You’ve probably heard the old expression “it’s lonely at the top” applied to leadership. But think about that statement. If you’re at the top all alone, where are the people you’re supposed to be leading? Shouldn’t they be at the top with you? If you’re at the top alone, it means you took off ahead of your people and left them behind. If you climb the peaks of success alone, you’re not a leader. You’re a hiker. You’re a leader only if you have your people with you. Your pace will be slower, but you will journey together.
Good leaders don’t go to the top alone and then yell down, “Hey, people, come on up—if you can figure out how to make the climb.” They make a conscious decision to slow down. They carefully choose their steps so that they can help others make the climb with them.
- Recognizing That You Need Others
Another reality you must recognize when transitioning from soloist to conductor is your need for other people. You can’t produce the music of an orchestra when you’re trying to be a one-man (or one-woman) band…Only by working together and helping one another would we be able to become successful.
- Making the Effort to Understand Others
Many entrepreneurs and high achievers are able to work alone. Like good soloist musicians who choose to play in the subway, they can create music without the assistance of any other musicians. It’s also true that some soloists are so talented that others are willing to work with them, even if the soloist is egotistical and inconsiderate. But no one can become a good conductor without making the effort to understand other people.
- Wanting Others to Shine More Than You Do
Good leaders who conduct rather than go solo want the people who work with them to shine. How do they do that? They follow this thinking:
Before I say, “Follow me,” I find you.
Before I ask you to listen to me, I listen to you.
When I show you the Big Picture, you are in it.
When I point to success, I point to you.
Often you hear me say, “I need you.”
Often you discover, he needed me!
After the journey, we are both exhausted.
After the victory, you hold the trophy!
Good leaders do what they can to put others in a position to win. Every day I look for opportunities to lift up people. To do it, I follow a simple formula:
- see the possibilities in all people,
- honor them in front of others,
- invite them to help achieve the vision,
- notice what they do well and compliment them, and
- thank them to make sure they know they’re valued.
I strive to do this every day. As you can see, none of these actions takes brilliance or a high degree of skills. But they do all require intentionality. If you want to become a good conductor, give them a try. Help others to shine.
- Helping Others to Become Better Every Day
To become a successful leadership conductor, you must go slower so you can go farther, recognize that you need others, make the effort to understand others, and want others to shine more than you do. But you will also need to learn how to do things every day that help the people you lead to improve. This requires taking the focus off yourself and looking for ways you can help others reach their potential. Sometimes that can be a challenge.
Learn How to Give if You Want to Help People

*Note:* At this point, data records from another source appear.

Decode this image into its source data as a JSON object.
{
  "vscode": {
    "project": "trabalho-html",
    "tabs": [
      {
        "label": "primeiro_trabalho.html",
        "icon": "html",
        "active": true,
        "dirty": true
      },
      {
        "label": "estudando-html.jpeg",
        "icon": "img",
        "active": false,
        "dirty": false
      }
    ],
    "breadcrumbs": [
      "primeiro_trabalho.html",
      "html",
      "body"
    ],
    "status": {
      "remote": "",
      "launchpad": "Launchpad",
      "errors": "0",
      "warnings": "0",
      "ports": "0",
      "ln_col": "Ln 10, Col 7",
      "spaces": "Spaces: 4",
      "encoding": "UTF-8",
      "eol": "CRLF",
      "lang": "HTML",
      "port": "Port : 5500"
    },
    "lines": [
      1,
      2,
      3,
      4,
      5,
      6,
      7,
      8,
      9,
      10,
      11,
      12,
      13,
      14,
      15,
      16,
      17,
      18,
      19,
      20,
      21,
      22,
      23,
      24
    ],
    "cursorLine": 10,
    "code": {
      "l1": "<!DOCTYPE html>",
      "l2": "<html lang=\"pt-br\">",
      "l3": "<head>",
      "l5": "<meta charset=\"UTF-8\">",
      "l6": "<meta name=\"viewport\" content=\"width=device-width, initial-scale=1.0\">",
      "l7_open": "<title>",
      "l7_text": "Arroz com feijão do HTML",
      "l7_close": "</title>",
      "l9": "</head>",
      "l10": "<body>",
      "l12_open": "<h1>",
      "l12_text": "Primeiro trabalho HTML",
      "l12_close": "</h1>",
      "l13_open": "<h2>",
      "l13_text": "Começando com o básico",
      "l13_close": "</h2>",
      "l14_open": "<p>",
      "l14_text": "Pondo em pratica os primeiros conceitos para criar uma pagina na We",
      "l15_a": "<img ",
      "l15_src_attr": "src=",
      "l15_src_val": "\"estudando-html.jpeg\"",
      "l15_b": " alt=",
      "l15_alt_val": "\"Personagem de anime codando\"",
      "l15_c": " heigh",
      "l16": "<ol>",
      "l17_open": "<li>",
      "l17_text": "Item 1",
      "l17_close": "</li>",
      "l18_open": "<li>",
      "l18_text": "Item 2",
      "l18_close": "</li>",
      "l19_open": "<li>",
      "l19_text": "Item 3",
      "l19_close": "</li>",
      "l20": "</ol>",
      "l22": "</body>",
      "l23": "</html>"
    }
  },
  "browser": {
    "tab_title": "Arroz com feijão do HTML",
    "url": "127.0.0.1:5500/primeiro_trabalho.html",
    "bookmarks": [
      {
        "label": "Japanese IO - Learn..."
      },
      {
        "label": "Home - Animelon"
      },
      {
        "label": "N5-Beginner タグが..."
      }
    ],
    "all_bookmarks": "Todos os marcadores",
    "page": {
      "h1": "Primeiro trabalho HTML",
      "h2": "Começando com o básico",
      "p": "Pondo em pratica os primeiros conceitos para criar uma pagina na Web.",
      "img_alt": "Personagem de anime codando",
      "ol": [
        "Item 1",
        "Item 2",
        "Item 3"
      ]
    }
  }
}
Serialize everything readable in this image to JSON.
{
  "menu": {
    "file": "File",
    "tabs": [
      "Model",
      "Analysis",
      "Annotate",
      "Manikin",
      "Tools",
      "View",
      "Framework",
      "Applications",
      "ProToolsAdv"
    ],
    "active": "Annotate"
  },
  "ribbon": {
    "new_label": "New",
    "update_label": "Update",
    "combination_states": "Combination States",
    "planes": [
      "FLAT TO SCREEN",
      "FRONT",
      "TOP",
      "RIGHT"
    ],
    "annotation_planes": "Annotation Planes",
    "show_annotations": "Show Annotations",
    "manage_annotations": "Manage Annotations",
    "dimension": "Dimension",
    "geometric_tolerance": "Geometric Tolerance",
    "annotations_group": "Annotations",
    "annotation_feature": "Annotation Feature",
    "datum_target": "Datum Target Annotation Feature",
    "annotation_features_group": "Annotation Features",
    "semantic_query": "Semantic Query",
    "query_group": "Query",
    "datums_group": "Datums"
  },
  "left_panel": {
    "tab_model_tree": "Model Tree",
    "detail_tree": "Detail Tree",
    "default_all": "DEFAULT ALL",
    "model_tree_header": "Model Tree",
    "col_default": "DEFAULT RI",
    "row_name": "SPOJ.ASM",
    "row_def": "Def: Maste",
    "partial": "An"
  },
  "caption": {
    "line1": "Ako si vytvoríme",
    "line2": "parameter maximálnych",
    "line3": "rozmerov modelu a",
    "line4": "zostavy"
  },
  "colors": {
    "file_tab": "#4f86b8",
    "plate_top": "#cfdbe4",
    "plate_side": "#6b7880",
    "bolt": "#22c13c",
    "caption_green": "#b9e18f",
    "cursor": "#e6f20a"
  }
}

It took me a couple of years to shift my focus from me to we, but I made a discovery. My increased effort to first focus on others and add value to them increased the energy of those I led—and it increased my energy while I was leading them. That’s when I discovered that it’s wonderful when the people help their leader, but it’s even more wonderful when the leader helps the people. Good leaders shift from being self-focused to others-focused. They give more than they take. They focus on sowing not reaping. As leaders, we need to maintain a seed-sowing mind-set.
Adapted with permission from Leadershift: The 11 Essential Changes Every Leader Must Embrace by John Maxwell, copyright John Maxwell.